BEGIN Exercise data
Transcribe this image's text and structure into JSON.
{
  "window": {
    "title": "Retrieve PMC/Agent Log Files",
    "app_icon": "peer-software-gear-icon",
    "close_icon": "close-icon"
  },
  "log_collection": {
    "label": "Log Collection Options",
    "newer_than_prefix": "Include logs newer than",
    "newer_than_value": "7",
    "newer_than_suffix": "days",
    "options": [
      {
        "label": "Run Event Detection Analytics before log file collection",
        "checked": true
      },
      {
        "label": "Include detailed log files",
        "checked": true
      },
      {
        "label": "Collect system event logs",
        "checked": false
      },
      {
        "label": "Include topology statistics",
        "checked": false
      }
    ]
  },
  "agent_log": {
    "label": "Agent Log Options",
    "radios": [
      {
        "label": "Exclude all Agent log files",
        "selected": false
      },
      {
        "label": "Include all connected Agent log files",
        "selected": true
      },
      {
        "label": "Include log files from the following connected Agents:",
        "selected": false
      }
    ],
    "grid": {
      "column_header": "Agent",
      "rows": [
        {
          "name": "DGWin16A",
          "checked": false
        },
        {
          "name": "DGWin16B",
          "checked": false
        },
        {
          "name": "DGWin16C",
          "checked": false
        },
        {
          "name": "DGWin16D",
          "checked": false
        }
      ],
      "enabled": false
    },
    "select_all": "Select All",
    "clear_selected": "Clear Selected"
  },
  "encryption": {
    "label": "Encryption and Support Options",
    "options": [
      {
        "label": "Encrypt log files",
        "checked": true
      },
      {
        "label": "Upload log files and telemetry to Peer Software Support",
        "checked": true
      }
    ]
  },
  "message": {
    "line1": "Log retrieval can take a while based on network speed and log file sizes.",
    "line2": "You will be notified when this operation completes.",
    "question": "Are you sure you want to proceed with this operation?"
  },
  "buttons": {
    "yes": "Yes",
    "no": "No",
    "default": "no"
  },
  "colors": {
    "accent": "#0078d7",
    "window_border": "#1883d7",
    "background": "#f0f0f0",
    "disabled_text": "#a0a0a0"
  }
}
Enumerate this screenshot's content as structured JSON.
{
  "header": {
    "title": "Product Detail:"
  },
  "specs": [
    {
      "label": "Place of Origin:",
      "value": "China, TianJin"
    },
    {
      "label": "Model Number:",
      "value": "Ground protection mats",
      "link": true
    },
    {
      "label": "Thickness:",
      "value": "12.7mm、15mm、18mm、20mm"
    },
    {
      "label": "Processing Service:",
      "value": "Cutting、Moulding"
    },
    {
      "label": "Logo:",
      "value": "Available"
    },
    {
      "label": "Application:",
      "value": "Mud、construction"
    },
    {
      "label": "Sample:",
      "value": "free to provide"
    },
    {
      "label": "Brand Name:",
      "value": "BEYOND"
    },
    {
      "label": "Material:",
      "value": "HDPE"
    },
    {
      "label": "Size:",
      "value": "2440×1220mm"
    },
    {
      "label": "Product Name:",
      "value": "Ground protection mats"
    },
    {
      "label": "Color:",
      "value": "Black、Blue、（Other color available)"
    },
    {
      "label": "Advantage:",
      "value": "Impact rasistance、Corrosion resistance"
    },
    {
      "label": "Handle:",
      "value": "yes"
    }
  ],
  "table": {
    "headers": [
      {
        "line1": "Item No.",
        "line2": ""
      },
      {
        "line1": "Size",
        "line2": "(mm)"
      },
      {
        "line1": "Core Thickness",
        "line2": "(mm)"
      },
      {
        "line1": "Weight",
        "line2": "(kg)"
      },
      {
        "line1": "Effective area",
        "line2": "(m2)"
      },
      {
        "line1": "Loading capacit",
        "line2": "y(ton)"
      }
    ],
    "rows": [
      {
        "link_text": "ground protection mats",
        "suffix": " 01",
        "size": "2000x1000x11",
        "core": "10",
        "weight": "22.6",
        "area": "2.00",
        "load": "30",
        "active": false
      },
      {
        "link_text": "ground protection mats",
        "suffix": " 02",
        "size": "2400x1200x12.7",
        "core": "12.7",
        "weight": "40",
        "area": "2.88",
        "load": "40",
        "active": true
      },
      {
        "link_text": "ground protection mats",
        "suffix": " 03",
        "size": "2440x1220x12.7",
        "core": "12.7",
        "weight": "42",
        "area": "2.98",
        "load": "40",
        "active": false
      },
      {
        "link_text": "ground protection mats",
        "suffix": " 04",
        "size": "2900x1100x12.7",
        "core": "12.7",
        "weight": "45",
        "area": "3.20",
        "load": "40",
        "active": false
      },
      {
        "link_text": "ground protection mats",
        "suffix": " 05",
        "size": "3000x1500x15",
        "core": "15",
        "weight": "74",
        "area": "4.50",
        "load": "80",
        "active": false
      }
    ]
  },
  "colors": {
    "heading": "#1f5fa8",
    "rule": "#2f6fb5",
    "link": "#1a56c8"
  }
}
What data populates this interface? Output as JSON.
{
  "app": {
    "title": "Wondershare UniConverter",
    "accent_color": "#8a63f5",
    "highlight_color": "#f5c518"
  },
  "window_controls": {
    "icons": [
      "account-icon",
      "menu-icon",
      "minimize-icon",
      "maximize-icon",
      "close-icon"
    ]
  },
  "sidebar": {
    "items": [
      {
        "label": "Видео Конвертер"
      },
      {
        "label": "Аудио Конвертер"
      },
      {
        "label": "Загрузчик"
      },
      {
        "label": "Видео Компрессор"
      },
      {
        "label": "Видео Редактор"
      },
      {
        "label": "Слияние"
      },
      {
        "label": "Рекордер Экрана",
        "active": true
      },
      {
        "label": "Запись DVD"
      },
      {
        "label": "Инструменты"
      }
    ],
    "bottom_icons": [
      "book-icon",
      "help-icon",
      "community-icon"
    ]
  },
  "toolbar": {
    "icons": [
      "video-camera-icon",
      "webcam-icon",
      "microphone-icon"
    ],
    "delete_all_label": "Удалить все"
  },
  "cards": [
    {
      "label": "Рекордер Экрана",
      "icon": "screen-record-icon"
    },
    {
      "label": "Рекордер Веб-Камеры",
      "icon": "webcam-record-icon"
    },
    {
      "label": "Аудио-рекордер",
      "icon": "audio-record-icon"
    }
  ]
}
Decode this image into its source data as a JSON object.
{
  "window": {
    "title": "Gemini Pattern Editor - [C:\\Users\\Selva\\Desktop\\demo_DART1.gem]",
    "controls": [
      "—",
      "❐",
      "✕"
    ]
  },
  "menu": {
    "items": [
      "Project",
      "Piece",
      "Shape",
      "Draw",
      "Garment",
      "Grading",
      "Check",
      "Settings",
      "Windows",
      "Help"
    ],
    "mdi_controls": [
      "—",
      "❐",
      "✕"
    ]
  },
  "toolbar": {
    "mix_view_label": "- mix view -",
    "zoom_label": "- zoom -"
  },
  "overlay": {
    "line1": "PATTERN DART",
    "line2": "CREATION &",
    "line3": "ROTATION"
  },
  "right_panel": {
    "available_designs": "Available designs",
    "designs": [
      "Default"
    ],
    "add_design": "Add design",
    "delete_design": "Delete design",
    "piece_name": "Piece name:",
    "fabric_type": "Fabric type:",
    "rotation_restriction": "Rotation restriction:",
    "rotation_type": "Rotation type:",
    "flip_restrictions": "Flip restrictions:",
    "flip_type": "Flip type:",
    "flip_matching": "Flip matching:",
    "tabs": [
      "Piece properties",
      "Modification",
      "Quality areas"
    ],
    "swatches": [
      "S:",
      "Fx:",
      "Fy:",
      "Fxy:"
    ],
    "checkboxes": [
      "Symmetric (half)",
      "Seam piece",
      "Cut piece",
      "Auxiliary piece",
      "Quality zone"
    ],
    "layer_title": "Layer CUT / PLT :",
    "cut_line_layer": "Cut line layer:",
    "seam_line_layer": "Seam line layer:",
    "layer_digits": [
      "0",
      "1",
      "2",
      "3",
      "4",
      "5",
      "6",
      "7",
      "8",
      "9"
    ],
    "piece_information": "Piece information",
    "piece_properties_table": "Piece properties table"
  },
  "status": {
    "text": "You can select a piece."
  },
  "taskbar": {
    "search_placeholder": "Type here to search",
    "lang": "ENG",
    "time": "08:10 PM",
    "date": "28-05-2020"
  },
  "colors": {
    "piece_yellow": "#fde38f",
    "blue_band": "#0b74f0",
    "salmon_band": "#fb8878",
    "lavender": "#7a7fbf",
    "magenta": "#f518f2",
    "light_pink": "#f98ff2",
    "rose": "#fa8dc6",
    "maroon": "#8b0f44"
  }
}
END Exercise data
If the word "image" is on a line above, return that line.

Transcribe this image's text and structure into JSON.
Decode this image into its source data as a JSON object.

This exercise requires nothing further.